→ Your objective
Among the entries below, count the lines that contain the word "Topic". Write down only the total.

--- Data shown Enclosed Below ---

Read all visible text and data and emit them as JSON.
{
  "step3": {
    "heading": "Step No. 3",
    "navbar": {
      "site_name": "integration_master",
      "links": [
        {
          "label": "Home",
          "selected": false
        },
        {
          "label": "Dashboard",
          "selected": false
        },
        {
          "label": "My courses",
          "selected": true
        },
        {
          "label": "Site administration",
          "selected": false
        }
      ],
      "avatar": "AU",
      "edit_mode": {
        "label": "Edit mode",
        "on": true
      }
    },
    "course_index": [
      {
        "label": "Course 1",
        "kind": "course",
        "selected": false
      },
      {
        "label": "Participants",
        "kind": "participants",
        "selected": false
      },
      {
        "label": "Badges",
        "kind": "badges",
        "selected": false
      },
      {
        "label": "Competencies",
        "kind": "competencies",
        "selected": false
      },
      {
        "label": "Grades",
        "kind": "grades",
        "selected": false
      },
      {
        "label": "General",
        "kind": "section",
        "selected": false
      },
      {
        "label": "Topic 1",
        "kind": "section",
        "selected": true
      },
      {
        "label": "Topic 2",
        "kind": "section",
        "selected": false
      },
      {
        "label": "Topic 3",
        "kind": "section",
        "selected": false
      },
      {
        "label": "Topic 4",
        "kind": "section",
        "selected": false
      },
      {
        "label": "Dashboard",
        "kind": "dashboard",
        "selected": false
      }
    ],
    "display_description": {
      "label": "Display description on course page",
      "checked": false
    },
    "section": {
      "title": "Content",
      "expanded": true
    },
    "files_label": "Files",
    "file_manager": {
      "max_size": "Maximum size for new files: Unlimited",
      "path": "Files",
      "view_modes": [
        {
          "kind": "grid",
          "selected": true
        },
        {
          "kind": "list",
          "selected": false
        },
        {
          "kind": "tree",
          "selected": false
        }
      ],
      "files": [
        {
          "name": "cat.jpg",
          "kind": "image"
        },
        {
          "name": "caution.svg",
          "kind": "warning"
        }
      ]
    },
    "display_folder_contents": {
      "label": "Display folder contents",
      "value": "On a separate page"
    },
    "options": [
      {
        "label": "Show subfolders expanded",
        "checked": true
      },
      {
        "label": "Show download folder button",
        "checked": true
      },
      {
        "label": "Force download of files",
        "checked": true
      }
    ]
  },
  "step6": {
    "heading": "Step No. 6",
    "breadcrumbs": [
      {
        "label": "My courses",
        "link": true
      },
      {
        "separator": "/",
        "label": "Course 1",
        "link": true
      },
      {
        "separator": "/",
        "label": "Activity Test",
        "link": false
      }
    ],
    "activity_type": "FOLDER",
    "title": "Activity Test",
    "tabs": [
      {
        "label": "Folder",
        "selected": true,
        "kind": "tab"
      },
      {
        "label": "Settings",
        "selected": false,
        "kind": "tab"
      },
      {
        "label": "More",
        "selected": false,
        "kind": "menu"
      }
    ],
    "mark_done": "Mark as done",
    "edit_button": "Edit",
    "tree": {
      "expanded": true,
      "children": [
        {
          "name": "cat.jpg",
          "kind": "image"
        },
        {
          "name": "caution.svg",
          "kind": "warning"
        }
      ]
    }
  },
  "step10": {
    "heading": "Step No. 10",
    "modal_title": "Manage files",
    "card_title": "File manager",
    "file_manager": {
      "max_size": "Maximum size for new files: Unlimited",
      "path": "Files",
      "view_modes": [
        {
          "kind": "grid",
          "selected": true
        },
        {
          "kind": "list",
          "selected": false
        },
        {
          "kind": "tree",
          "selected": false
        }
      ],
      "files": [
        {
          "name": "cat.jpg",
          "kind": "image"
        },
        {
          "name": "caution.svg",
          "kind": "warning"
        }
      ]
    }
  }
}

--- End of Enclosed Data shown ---

→ Expected output
4